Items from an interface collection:
((
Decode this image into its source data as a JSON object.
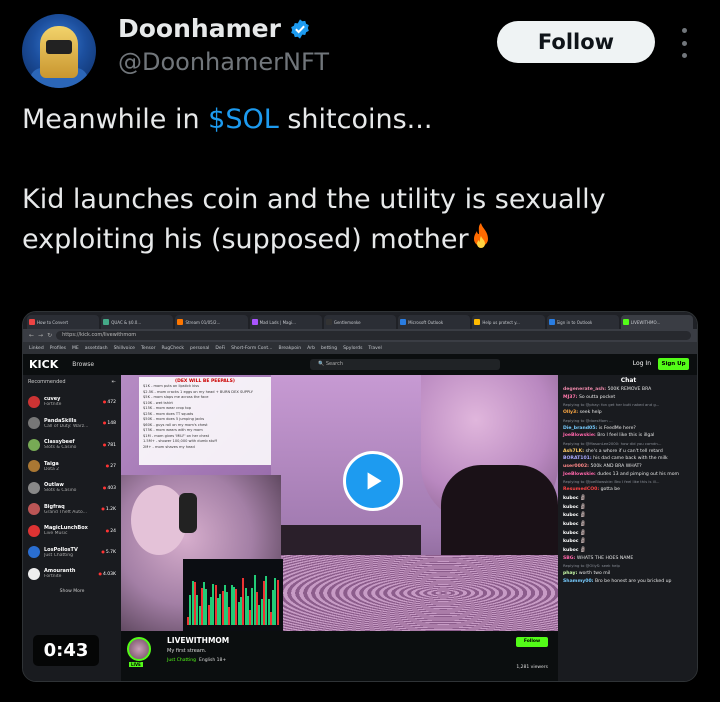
{
  "tweet": {
    "display_name": "Doonhamer",
    "handle": "@DoonhamerNFT",
    "follow_label": "Follow",
    "text_line1_prefix": "Meanwhile in ",
    "cashtag": "$SOL",
    "text_line1_suffix": " shitcoins...",
    "text_line2": "Kid launches coin and the utility is sexually",
    "text_line3": "exploiting his (supposed) mother",
    "video_duration": "0:43",
    "colors": {
      "cashtag": "#1d9bf0",
      "verified": "#1d9bf0",
      "play_button": "#1d9bf0"
    }
  },
  "browser": {
    "tabs": [
      {
        "label": "How to Convert",
        "color": "#e44"
      },
      {
        "label": "QUAC & $0.0...",
        "color": "#4a8"
      },
      {
        "label": "Stream 01/05/2...",
        "color": "#f70"
      },
      {
        "label": "Mad Lads | Magi...",
        "color": "#a5f"
      },
      {
        "label": "Gentlemonke",
        "color": "#333"
      },
      {
        "label": "Microsoft Outlook",
        "color": "#2a7de1"
      },
      {
        "label": "Help us protect y...",
        "color": "#fb0"
      },
      {
        "label": "Sign in to Outlook",
        "color": "#2a7de1"
      },
      {
        "label": "LIVEWITHMO...",
        "color": "#53fc18"
      }
    ],
    "url": "https://kick.com/livewithmom",
    "bookmarks": [
      "Linked",
      "Profiles",
      "ME",
      "assetdash",
      "Shillvoice",
      "Tensor",
      "RugCheck",
      "personal",
      "DeFi",
      "Short-Form Cont...",
      "Breakpoin",
      "Arb",
      "betting",
      "Spylords",
      "Travel"
    ]
  },
  "kick": {
    "logo": "KICK",
    "browse": "Browse",
    "search_placeholder": "Search",
    "login": "Log In",
    "signup": "Sign Up",
    "recommended": "Recommended",
    "show_more": "Show More",
    "channels": [
      {
        "name": "cuvey",
        "category": "Fortnite",
        "viewers": "472",
        "color": "#c33"
      },
      {
        "name": "PandaSkills",
        "category": "Call of Duty: Warz...",
        "viewers": "148",
        "color": "#777"
      },
      {
        "name": "Classybeef",
        "category": "Slots & Casino",
        "viewers": "781",
        "color": "#7a5"
      },
      {
        "name": "Taiga",
        "category": "Dota 2",
        "viewers": "27",
        "color": "#a73"
      },
      {
        "name": "Outlaw",
        "category": "Slots & Casino",
        "viewers": "403",
        "color": "#888"
      },
      {
        "name": "Bigfraq",
        "category": "Grand Theft Auto...",
        "viewers": "1.2K",
        "color": "#b55"
      },
      {
        "name": "MagicLunchBox",
        "category": "Live Music",
        "viewers": "24",
        "color": "#d33"
      },
      {
        "name": "LosPollosTV",
        "category": "Just Chatting",
        "viewers": "5.7K",
        "color": "#2a6ed1"
      },
      {
        "name": "Amouranth",
        "category": "Fortnite",
        "viewers": "4.03K",
        "color": "#eee"
      }
    ],
    "overlay": {
      "title": "(DEX WILL BE PEEPALS)",
      "lines": [
        "$1K - mom puts on lipstick kiss",
        "$2.5K - mom cracks 1 eggs on my head + BURN DEX SUPPLY",
        "$5K - mom slaps me across the face",
        "$10K - wet tshirt",
        "$15K - mom wear crop top",
        "$25K - mom does TT squats",
        "$50K - mom does 5 jumping jacks",
        "$60K - guys roll on my mom's chest",
        "$75K - mom wears with my mom",
        "$1M - mom gives 'MILF' on her chest",
        "1.5M+ - shower 100,000 with dumb stuff",
        "2M+ - mom shaves my head"
      ]
    },
    "stream": {
      "name": "LIVEWITHMOM",
      "title": "My first stream.",
      "category": "Just Chatting",
      "tags": "English   18+",
      "follow": "Follow",
      "viewers": "1,281 viewers",
      "live": "LIVE"
    },
    "chat_title": "Chat",
    "chat": [
      {
        "user": "degenerate_ash:",
        "text": "500K REMOVE BRA",
        "color": "#e8a"
      },
      {
        "user": "MJ37:",
        "text": "So outta pocket",
        "color": "#f7a"
      },
      {
        "user": "",
        "text": "Replying to @phay: fon get her butt naked and g...",
        "reply": true
      },
      {
        "user": "Olly3:",
        "text": "seek help",
        "color": "#fa4"
      },
      {
        "user": "",
        "text": "Replying to @doesMom ...",
        "reply": true
      },
      {
        "user": "Die_brand05:",
        "text": "is FeedMe here?",
        "color": "#7cf"
      },
      {
        "user": "JoeBlowskie:",
        "text": "Bro I feel like this is illgal",
        "color": "#f6a"
      },
      {
        "user": "",
        "text": "Replying to @MasonLee2000: how did you comdn...",
        "reply": true
      },
      {
        "user": "Ash7LK:",
        "text": "she's a whore if u can't tell retard",
        "color": "#fc6"
      },
      {
        "user": "BORAT101:",
        "text": "his dad came back with the milk",
        "color": "#aaf"
      },
      {
        "user": "user0002:",
        "text": "500k AND BRA WHAT?",
        "color": "#f88"
      },
      {
        "user": "JoeBlowskie:",
        "text": "dudes 13 and pimping out his mom",
        "color": "#f6a"
      },
      {
        "user": "",
        "text": "Replying to @JoeBlowskie: Bro I feel like this is ill...",
        "reply": true
      },
      {
        "user": "ResumedCO0:",
        "text": "gotta be",
        "color": "#f44"
      },
      {
        "user": "kuboc",
        "text": "",
        "color": "#fff"
      },
      {
        "user": "kuboc",
        "text": "",
        "color": "#fff"
      },
      {
        "user": "kuboc",
        "text": "",
        "color": "#fff"
      },
      {
        "user": "kuboc",
        "text": "",
        "color": "#fff"
      },
      {
        "user": "kuboc",
        "text": "",
        "color": "#fff"
      },
      {
        "user": "kuboc",
        "text": "",
        "color": "#fff"
      },
      {
        "user": "kuboc",
        "text": "",
        "color": "#fff"
      },
      {
        "user": "SBG:",
        "text": "WHATS THE HOES NAME",
        "color": "#f6a"
      },
      {
        "user": "",
        "text": "Replying to @OllyS: seek help",
        "reply": true
      },
      {
        "user": "phay:",
        "text": "worth two mil",
        "color": "#cfa"
      },
      {
        "user": "Shammy00:",
        "text": "Bro be honest are you bricked up",
        "color": "#7cf"
      }
    ]
  }
}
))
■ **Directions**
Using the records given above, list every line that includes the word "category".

■ **Solved problem**
        "category": "Fortnite",
        "category": "Call of Duty: Warz...",
        "category": "Slots & Casino",
        "category": "Dota 2",
        "category": "Slots & Casino",
        "category": "Grand Theft Auto...",
        "category": "Live Music",
        "category": "Just Chatting",
        "category": "Fortnite",
      "category": "Just Chatting",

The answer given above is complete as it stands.